But they were wrong. Those areas stuck with the old established parties – the conservative parties. They voted for more of the same. They voted against change. It was the areas of the province that were less hard hit, less poverty stricken that supported the new democratic socialist party. It was the areas with hope that voted for change.
That was a lesson I learned long ago but which is still true today. Hope and Change are inextricably linked. This is true for individuals and it is true for societies. If your only experience with change has been disastrous, if life has squeezed the last drop of hope from your spirit, then you cannot believe in the future; you must cling to the past. Quite literally, the devil you know – even though you know he is a devil – is better than the leap of faith into the great unknown.
Only hope allows you to change. Only the understanding that a better world is possible makes it possible to reach a better world.
Conservatives learned this lesson, as well. To this day, they try to convince the public that the past is better than, will always be better than, the future. They tell us we live in the best of all possible worlds so you better give up hope of anything better. They try to frighten us of anything and everything – in the hope we will cling to the devils we know.
But I believe that a better world is always possible. It isn’t easy to achieve but it is achievable. Maybe that’s why I read and write science fiction. It suggests a path forward to a world without want, without war, without hate. Not all science fiction, of course – conservative SF simply projects the past into the future with better gadgets – but the best, most hopeful, kind always does.

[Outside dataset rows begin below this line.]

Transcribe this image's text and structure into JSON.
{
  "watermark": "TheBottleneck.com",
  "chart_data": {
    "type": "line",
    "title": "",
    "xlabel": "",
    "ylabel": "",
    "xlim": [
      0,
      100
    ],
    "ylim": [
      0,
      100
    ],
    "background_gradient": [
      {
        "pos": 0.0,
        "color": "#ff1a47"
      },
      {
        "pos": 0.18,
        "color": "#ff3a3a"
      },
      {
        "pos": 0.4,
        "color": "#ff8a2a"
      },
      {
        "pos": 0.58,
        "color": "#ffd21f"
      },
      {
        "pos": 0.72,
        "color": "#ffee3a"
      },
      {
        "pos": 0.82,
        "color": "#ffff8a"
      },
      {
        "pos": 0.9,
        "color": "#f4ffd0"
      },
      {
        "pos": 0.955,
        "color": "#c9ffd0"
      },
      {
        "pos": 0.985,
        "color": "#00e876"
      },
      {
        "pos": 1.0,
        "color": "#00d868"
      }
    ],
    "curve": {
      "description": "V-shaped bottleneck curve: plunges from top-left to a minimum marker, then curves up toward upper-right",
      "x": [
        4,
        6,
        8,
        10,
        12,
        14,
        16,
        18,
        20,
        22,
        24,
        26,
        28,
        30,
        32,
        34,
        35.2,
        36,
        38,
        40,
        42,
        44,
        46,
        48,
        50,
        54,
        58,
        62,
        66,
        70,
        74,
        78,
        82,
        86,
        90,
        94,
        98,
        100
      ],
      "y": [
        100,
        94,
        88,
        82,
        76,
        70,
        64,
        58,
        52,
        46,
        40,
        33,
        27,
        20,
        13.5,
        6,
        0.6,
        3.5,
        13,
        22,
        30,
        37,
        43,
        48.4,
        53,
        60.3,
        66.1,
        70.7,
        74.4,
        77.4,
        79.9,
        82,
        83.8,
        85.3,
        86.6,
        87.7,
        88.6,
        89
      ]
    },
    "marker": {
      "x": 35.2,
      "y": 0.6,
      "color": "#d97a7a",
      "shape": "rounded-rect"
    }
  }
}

Hope for change and then make it happen. Change yourself and change the world. Or continue to live in fear and imperfection.
It’s up to you.
And that’s ten minutes.